Pharmaceutical Companies Spending Less on Promotional Drug Speakers

Top pharmaceutical companies have drastically scaled back their payments to healthcare professionals who promote their drugs, according to a ProPublica report.

In 2012, Eli Lilly & Co. spent $21.6 million on speaker payments, down 55 percent from 2011's payments of $47.9 million. Pfizer spent $8.3 million on speaker payments in 2012, down 62 percent from $22 million in 2011. GlaxoSmithKline's speaker payments dropped 60 percent from 2011 to 2012, from $24 million to $9.3 million, according to the report.

However, some companies have increased their speaker payments, including Johnson & Johnson.

The declines follow increased public scrutiny on pharmaceutical spending and marketing practices, including whistleblower lawsuits alleging pharmaceuticals of improper drug marketing, according to the report.

Some pharmaceutical companies lost their patents to generic drug companies, contributing to their decline in speaker payments, according to the report.

Additionally, some pharmaceutical companies are "reevaluating the role of physician speakers in their marketing repertoire" such as GlaxoSmithKline, which announced in December it would stop paying physicians to speak on its behalf.

In September, the first reported results of the Physician Payment Sunshine Act are expected to be made available. The act is part of the Patient Protection and Affordable Care Act and requires pharmaceutical and medical device companies to publicly disclose any payments to physicians.
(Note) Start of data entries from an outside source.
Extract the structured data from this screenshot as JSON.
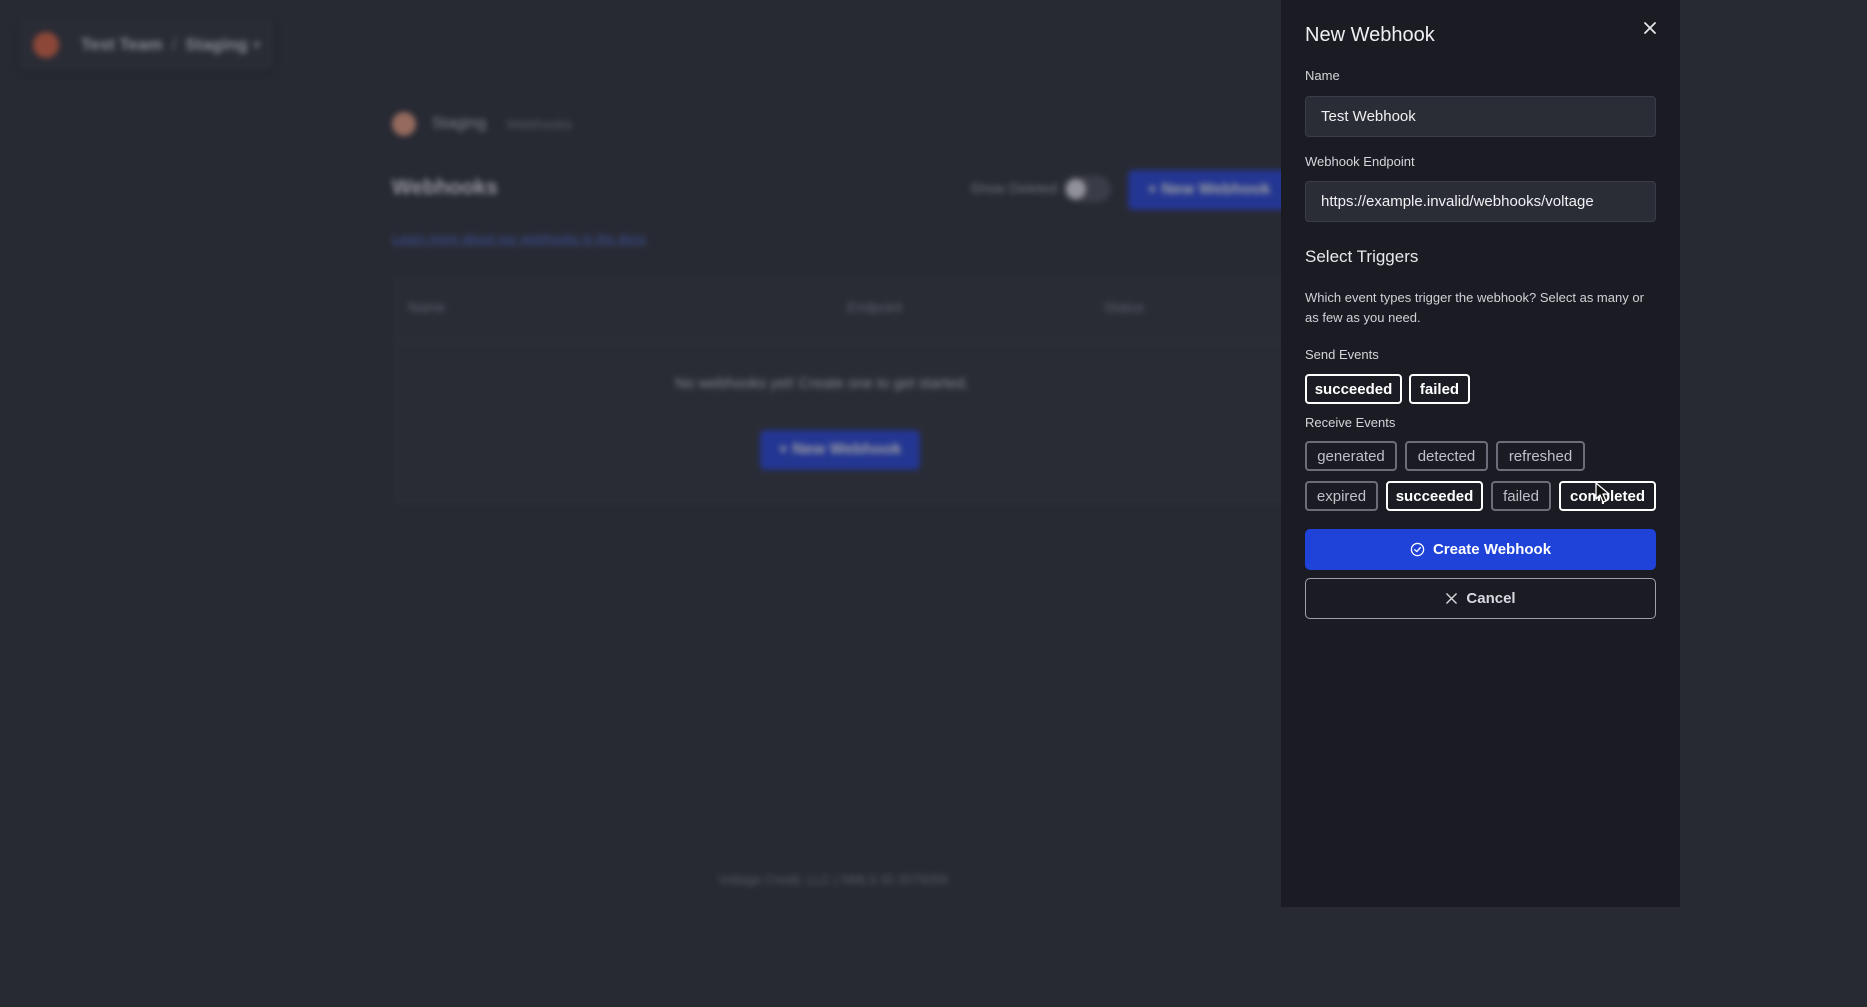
{
  "background": {
    "team_switcher": {
      "team": "Test Team",
      "separator": "/",
      "environment": "Staging"
    },
    "breadcrumb": {
      "parent": "Staging",
      "current": "Webhooks"
    },
    "page_title": "Webhooks",
    "show_deleted_label": "Show Deleted",
    "new_webhook_label": "+ New Webhook",
    "learn_more_link": "Learn more about our webhooks in the docs",
    "table_headers": [
      "Name",
      "Endpoint",
      "Status"
    ],
    "empty_message": "No webhooks yet! Create one to get started.",
    "footer": "Voltage Credit, LLC | NMLS ID 2079356"
  },
  "panel": {
    "title": "New Webhook",
    "name_label": "Name",
    "name_value": "Test Webhook",
    "endpoint_label": "Webhook Endpoint",
    "endpoint_value": "https://example.invalid/webhooks/voltage",
    "triggers_title": "Select Triggers",
    "triggers_help": "Which event types trigger the webhook? Select as many or as few as you need.",
    "send_events_label": "Send Events",
    "send_events": [
      {
        "label": "succeeded",
        "selected": true
      },
      {
        "label": "failed",
        "selected": true
      }
    ],
    "receive_events_label": "Receive Events",
    "receive_events": [
      {
        "label": "generated",
        "selected": false
      },
      {
        "label": "detected",
        "selected": false
      },
      {
        "label": "refreshed",
        "selected": false
      },
      {
        "label": "expired",
        "selected": false
      },
      {
        "label": "succeeded",
        "selected": true
      },
      {
        "label": "failed",
        "selected": false
      },
      {
        "label": "completed",
        "selected": true
      }
    ],
    "create_label": "Create Webhook",
    "cancel_label": "Cancel"
  },
  "colors": {
    "accent": "#1f42d8",
    "panel_bg": "#1b1c23",
    "page_bg": "#282a33"
  },
  "icons": [
    "close-icon",
    "check-circle-icon",
    "x-icon",
    "mouse-cursor-icon"
  ]
}
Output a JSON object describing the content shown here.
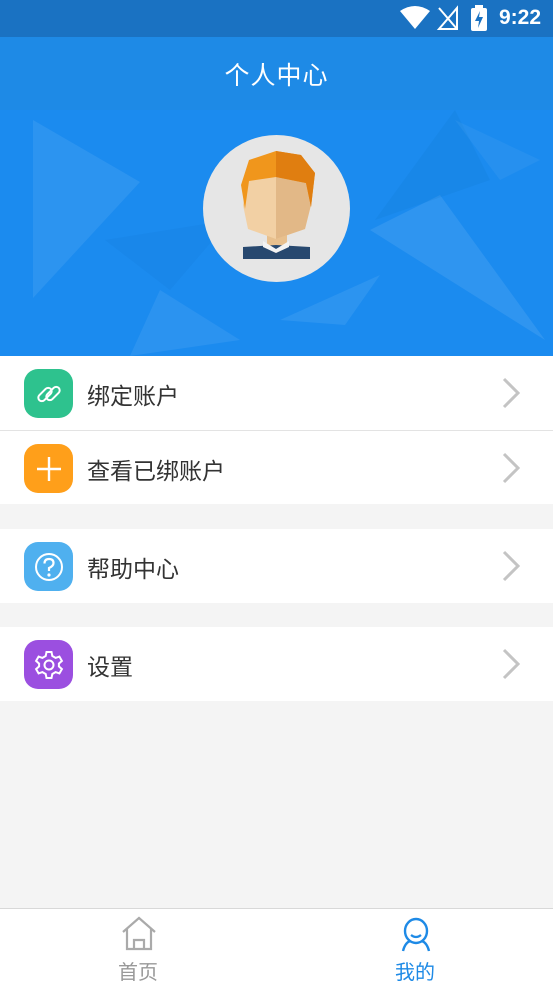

More Articles on Pharmaceuticals:

Collaborative Pharmaceutical Care Decreases Medication Errors
Safety of Indian-Produced Drugs Being Questioned
$230M Public, Private Partnership to Expedite Drug Development

Copyright © 2024 Becker's Healthcare. All Rights Reserved. Privacy Policy. Cookie Policy. Linking and Reprinting Policy.


Featured Whitepapers

Featured Webinars